Meanwhile, Kahkonen has not yet wrested the net away from Reimer this season. He can’t seem to string together two strong performances in a row. On Monday night, he stopped 37 of 38 shots for the win over the Ottawa Senators. Then, two nights later, he allowed the Seattle Kraken to score 7 goals on 26 shots.
Both goaltenders have something to prove tomorrow night, it’s just a question of who Quinn puts in net.
What happens next?
This is a game with interesting implications, though not for San Jose. Just about anyone you ask will tell you that Vancouver has not played up to its potential this season. It seems like every time the team gets a win and starts to look like it’s back on track, something happens and the losses pile up again. Vancouver is in a deep hole and that makes this game a must-win.

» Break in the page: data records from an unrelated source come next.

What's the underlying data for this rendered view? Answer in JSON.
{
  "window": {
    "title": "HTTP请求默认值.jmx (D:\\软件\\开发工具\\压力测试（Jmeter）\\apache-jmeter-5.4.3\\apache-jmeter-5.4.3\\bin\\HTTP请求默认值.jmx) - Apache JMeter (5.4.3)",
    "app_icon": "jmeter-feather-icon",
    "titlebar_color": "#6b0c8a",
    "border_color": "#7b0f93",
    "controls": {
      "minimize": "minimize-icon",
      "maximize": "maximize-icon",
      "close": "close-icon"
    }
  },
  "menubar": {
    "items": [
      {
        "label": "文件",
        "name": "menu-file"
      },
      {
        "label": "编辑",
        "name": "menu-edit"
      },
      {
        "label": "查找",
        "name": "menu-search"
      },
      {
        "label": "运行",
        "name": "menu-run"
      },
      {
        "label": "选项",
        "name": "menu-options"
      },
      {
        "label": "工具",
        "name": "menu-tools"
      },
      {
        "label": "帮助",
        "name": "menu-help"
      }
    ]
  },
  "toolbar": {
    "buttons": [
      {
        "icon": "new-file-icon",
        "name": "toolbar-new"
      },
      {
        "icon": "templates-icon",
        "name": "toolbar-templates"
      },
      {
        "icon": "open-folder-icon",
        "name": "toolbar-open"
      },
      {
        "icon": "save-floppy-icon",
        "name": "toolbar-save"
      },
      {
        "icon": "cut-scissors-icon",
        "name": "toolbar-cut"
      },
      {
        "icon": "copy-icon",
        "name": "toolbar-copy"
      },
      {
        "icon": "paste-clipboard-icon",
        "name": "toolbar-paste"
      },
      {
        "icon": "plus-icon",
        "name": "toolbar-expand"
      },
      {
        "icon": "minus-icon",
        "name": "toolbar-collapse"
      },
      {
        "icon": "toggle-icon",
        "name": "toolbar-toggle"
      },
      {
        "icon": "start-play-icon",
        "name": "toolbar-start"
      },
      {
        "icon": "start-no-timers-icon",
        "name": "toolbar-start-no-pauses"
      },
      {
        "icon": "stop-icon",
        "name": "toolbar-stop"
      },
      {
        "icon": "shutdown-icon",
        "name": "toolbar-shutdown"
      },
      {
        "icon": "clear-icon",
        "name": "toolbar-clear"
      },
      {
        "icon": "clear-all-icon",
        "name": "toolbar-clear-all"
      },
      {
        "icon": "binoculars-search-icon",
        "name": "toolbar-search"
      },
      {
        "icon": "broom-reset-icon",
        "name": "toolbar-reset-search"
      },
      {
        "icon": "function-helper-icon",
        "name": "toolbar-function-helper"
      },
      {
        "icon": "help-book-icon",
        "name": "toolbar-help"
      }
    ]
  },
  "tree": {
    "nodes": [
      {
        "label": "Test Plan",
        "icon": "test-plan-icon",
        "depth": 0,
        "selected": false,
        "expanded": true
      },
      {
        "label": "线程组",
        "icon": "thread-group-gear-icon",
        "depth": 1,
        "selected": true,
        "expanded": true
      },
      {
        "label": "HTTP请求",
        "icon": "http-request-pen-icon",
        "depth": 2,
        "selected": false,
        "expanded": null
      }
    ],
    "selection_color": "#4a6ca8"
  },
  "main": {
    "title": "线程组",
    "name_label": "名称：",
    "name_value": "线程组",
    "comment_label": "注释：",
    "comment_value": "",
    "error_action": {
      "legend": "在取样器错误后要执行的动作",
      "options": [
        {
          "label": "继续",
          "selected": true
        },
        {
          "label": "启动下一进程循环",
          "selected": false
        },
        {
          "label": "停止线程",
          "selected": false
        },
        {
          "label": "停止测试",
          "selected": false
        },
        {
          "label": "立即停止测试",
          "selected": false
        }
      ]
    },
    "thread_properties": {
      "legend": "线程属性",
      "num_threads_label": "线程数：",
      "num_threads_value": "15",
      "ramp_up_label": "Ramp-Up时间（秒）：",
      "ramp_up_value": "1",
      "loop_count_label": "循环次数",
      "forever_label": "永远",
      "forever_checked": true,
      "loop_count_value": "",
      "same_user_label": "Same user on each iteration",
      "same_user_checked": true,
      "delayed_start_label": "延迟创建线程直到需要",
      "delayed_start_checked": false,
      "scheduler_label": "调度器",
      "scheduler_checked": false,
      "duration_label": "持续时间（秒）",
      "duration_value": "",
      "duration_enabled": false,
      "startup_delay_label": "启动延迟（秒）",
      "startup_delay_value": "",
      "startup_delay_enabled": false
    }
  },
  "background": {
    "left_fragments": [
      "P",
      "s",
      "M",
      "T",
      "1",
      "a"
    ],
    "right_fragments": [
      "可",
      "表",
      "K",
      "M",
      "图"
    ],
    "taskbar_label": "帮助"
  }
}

Tomorrow’s game is the second night of back-to-back games for the Canucks. It’s also a very winnable game. Management will expect its team to beat a team lower in the Pacific Division rankings like the Sharks. The pressure is on.

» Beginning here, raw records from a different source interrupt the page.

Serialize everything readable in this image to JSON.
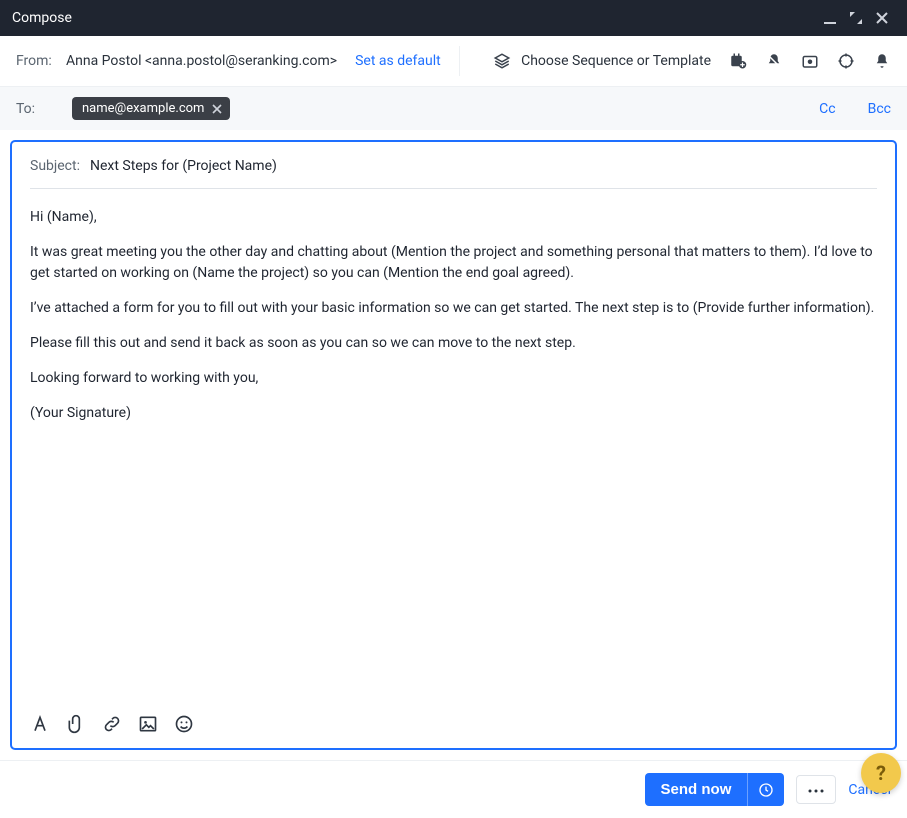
{
  "titlebar": {
    "title": "Compose"
  },
  "from": {
    "label": "From:",
    "sender": "Anna Postol <anna.postol@seranking.com>",
    "set_default": "Set as default",
    "sequence_label": "Choose Sequence or Template"
  },
  "to": {
    "label": "To:",
    "chips": [
      "name@example.com"
    ],
    "cc": "Cc",
    "bcc": "Bcc"
  },
  "subject": {
    "label": "Subject:",
    "value": "Next Steps for (Project Name)"
  },
  "body": {
    "p1": "Hi (Name),",
    "p2": "It was great meeting you the other day and chatting about (Mention the project and something personal that matters to them). I’d love to get started on working on (Name the project) so you can (Mention the end goal agreed).",
    "p3": "I’ve attached a form for you to fill out with your basic information so we can get started. The next step is to (Provide further information).",
    "p4": "Please fill this out and send it back as soon as you can so we can move to the next step.",
    "p5": "Looking forward to working with you,",
    "p6": "(Your Signature)"
  },
  "footer": {
    "send": "Send now",
    "cancel": "Cancel"
  },
  "help": {
    "label": "?"
  }
}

Vancouver needs a win Sunday night and a it needs a decisive one. Head coach Bruce Boudreau was already on the hot seat, if the team loses, Boudreau’s time in Vancouver is likely up. Either that, or a trade before Christmas becomes more urgent.
How high can Karlsson go?
Erik Karlsson has notched 19 points in the month of November with three more games to go. While he likely won’t approach Bobby Orr’s record of 31 points in one month (thanks, StatMuse), he will certainly still break the 20-point mark.
Only two modern defensemen have accomplished that feat in the span of one month. John Carlson scored 20 points in October 2019 and Roman Josi scored 28 points in March of this year. That’s it. StatMuse’s list shows Bobby Orr and Paul Coffey appearing the most with 20+ point months. Ray Bourque, Brian Leetch, Al MacInnis, Denis Potvin, Ian Turnbull and Nicklas Lindstrom also appear on the list.
Bold Prediction: This one is an ugly win for Vancouver with sloppy play from both teams and lots of scoring. The Canucks win 8-6.